SB Nation’s Oakland Raiders site, Silver and Black Pride, also weighed in on Vea:
From a physical standpoint, Vita Vea might be the most imposing player in the 2018 NFL Draft. I can’t remember the last time I watched a player of his stature move so well. He will be an asset in the NFL due to his ability to draw double and triple-teams freeing up his teammates. With a little more coaching on hand placement and leverage, Vea will become an even more refined pass rusher to combine with his already dominant run defense.
CBS Sports’ Chris Trapasso wrote of Vea:
Vea is already ridiculously strong and polished using his hands ... imagine him after a year in an NFL strength and conditioning program. [Insert Ric Flair “Woooooooooo” here]
Over on SB Nation’s Washington Redskins site, Hogs Haven, a breakdown of Vea includes:
I view Vea as the best defensive player in the draft (#6 overall) because he a) has massive untapped potential and b) creates opportunities for many other players around him. His size and strength requires teams to devote resources to stopping him, which allows his linebackers and linemen to make more impact plays.
A Fox Sports breakdown of Vea reads:
Vita Vea is a space-eating nose tackle prospect who excels at stuffing the run. He’s a powerful and physical force who can occupy space. His size and strength combination makes it nearly impossible to move him off the line of scrimmage.
Vea uses his powerful upper body to deliver a jolt, press the blocker and quickly disengage. His use of inside hands allows him to create the space needed to pursue the football. He has enough quickness to work off those blocks and make plays away from his frame.

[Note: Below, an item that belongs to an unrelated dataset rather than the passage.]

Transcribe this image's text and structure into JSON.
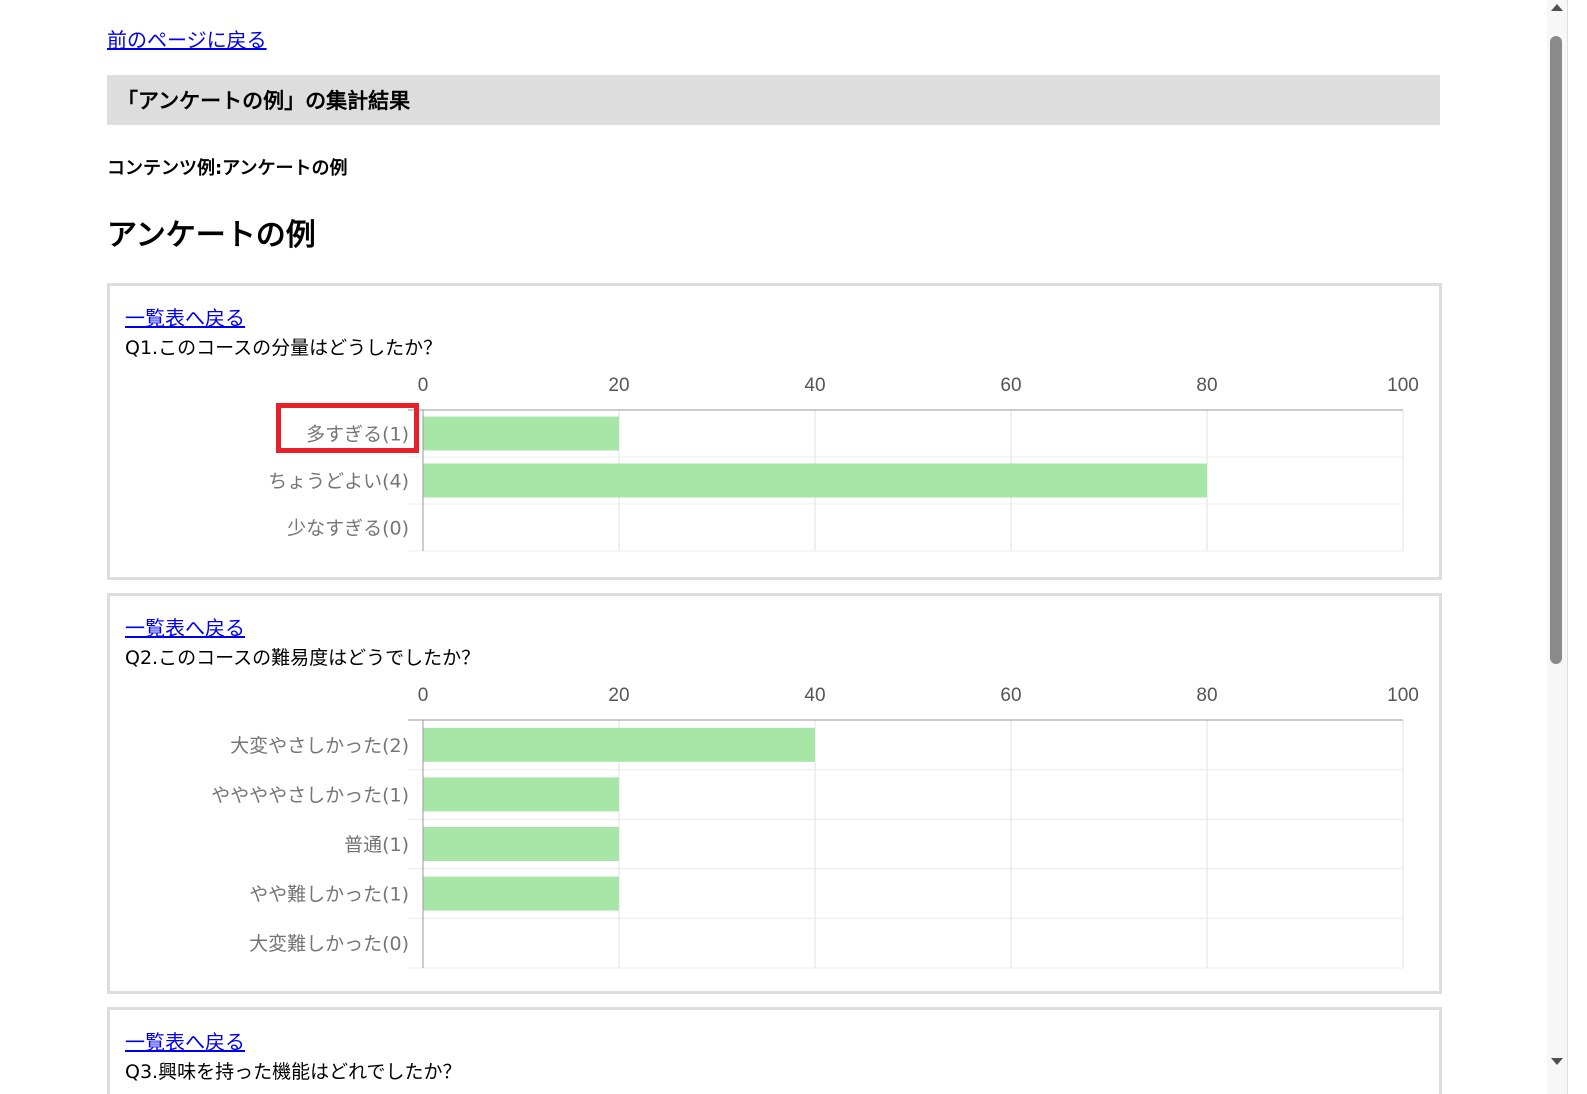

This is a tenacious defender who is always in pursuit of the football. Vea’s non-stop motor is just another thing that helps him succeed.